Though I haven’t been a part of the convention scene in quite some time, my understanding is that fandom is as fluid as ever. You might go to Anime Boston, but it will be inevitable that you see merchandise and cosplay from Doctor Who, The Avengers, X-Men, and so on. So my advice to those of you who have not yet tried out anime, but who want to be able to relate with the generations of fans to come, is to give it a chance. Again, the genres within the genre of anime are so abundant that you’re bound to find something you like!
For the die-hard science-fiction fan, I would recommend Cowboy Bebop – an incredibly sophisticated space opera centering on a group of bounty hunters and utilizing the superb musical styling of Yoko Kanno. Bebop is, far and away, one of the greatest anime series of all time and can be appreciated by folks from any walk of life (though I definitely would say it’s rated 13+). There are many other science-fiction anime to choose from, but they tend to have long, complicated histories and back stories, whereas Bebop is 26 episodes long, easily digestible for a Western audience who is unfamiliar with Japanese culture, and absolutely, heart-breakingly beautiful.
Fantasy can also be found, though it’s more difficult to weed through the multitudinous definitions of what fantasy is within anime, since the large majority of the series will have at least some fantastical elements. Record of Lodoss War is supposed to be a fantastic example of high fantasy anime (I have it on my to-watch list currently), and very much in line with what we in the West think of as fantasy – involving elves and wizards, etc. For a more Eastern flavor to your fantasy, I would recommend the film Princess Mononoke, directed by the incomparable Hayao Miyazaki.
In fact, I would recommend anything directed by Hayao Miyazaki and/or put out by Studio Ghibli: Kiki’s Delivery Service, Spirited Away, My Neighbor Totoro, Castle in the Sky, Nausicaa of the Valley of the Wind, Porco Rosso, Ponyo, Howl’s Moving Castle (based on the novel by Diana Wynne Jones), Tales from Earthsea (based on the works of Ursula K. LeGuin), The Cat Returns, Whisper of the Heart…the list goes on and on. These movies tend to have very strong young female characters and deal with growth, change, friendship, and love in a realistic, delicate, and beautiful way. And even when the story falls short (which is seldom), the animation is more than enough to keep you hooked.
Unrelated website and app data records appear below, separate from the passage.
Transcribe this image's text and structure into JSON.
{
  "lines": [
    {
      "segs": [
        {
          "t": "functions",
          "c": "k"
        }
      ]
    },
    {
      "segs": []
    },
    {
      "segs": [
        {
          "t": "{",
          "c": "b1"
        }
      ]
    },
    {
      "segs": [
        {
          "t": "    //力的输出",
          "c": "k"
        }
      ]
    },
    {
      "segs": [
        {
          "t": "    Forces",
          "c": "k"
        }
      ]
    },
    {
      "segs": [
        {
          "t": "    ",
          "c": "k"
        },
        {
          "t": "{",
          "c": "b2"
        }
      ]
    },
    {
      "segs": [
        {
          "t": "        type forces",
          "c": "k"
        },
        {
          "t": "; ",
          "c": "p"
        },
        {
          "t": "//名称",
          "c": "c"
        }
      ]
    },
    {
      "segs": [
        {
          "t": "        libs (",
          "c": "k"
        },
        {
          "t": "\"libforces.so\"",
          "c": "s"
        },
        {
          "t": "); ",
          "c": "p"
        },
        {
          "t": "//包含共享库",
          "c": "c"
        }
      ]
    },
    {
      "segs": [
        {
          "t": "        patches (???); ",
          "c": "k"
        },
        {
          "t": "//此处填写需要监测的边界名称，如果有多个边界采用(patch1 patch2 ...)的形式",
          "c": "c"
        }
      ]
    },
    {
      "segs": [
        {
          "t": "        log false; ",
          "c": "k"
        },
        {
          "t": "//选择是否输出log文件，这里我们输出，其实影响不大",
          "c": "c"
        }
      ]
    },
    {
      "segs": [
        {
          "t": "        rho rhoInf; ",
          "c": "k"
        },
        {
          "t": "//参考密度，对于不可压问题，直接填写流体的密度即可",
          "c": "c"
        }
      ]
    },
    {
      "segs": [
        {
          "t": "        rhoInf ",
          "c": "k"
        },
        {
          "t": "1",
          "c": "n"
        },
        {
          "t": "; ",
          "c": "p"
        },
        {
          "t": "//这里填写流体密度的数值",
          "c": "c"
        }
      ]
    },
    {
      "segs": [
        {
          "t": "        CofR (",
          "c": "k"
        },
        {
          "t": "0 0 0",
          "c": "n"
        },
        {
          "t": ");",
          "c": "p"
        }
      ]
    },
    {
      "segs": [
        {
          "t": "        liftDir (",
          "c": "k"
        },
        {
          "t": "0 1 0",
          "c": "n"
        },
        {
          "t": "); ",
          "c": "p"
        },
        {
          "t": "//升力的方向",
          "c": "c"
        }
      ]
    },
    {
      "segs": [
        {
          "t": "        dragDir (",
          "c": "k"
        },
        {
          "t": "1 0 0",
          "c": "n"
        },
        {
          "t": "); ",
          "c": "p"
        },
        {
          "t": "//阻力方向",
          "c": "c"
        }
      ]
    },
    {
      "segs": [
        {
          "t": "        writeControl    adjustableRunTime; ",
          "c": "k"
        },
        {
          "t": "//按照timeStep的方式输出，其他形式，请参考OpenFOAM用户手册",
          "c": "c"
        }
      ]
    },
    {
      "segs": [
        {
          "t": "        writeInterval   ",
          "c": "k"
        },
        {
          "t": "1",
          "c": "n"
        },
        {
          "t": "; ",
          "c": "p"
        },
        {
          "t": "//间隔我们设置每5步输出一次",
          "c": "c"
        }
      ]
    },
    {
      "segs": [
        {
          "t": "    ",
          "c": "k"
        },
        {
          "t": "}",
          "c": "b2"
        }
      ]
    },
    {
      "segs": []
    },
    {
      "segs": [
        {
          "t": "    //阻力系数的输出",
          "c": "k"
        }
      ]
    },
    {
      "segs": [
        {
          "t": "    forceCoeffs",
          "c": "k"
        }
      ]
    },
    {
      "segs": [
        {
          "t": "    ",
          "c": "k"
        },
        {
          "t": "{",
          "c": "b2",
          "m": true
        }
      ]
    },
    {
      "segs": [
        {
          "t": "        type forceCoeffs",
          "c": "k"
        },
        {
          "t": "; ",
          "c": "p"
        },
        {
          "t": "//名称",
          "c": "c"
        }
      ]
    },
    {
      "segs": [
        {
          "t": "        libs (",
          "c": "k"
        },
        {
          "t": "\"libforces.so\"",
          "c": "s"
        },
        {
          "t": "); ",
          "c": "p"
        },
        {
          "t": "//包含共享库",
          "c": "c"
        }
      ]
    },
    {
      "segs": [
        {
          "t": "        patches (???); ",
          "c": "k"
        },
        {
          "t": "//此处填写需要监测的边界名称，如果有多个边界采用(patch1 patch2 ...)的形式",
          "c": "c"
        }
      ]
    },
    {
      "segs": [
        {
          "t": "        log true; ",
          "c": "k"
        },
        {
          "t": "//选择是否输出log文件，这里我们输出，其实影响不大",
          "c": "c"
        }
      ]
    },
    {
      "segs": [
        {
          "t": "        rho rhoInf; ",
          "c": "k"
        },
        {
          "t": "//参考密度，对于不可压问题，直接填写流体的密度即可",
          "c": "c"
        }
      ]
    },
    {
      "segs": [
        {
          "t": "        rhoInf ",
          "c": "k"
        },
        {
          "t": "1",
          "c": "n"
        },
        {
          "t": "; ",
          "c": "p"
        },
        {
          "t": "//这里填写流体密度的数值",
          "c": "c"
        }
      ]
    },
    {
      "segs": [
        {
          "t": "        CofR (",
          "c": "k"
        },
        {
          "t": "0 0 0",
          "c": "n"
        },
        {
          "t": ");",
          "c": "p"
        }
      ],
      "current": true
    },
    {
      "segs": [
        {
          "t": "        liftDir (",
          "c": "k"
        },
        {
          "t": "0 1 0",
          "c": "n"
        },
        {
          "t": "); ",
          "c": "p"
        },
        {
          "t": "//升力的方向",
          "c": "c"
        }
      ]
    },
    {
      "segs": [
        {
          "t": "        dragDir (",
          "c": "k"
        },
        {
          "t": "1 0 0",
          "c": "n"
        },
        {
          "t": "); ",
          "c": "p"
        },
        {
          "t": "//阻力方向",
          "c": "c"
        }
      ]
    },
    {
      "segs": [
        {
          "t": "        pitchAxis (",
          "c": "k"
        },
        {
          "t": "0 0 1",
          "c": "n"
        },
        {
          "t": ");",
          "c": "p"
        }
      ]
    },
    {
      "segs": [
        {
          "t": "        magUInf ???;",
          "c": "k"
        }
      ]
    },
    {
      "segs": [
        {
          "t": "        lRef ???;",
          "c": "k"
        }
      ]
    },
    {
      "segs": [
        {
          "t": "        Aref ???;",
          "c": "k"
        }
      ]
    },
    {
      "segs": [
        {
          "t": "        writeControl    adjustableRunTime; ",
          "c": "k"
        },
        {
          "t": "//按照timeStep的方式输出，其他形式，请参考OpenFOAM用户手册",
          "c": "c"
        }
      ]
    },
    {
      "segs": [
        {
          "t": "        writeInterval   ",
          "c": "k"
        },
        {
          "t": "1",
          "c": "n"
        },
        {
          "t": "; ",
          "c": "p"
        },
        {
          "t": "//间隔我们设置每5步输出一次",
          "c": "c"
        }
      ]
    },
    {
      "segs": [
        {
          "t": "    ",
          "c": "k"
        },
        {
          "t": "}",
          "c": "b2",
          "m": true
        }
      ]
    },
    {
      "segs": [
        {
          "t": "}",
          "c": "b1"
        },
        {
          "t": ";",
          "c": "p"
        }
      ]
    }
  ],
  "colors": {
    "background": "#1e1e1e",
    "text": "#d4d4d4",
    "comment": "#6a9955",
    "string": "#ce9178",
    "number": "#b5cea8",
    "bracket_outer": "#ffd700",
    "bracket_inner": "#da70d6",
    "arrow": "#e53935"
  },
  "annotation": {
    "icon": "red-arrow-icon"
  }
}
And even with all those recommendations, I’m not even close to skimming the surface of what anime has to offer. Horror fans would enjoy series like Hellsing or Pet Shop of Horrors (definitely 13+); historical fiction/fantasy people would love Samurai Champloo or InuYasha; the romantic among you have a cornucopia of series available to you, depending entirely on whether or not you want to throw some magic or monsters into your love story as well.
As exciting as it is to be able to share all these recommendations and thoughts with you lovely readers, it is equally exciting to be able to explore, once again, my own love for Japanese animation and culture! I hope that this post has been helpful, and if anyone has any questions or requests, please feel free to let me know! I promise to get to the real nitty-gritty in the following posts, but I wanted to get everybody on the same page before I totally nerded out on you!
Until next week!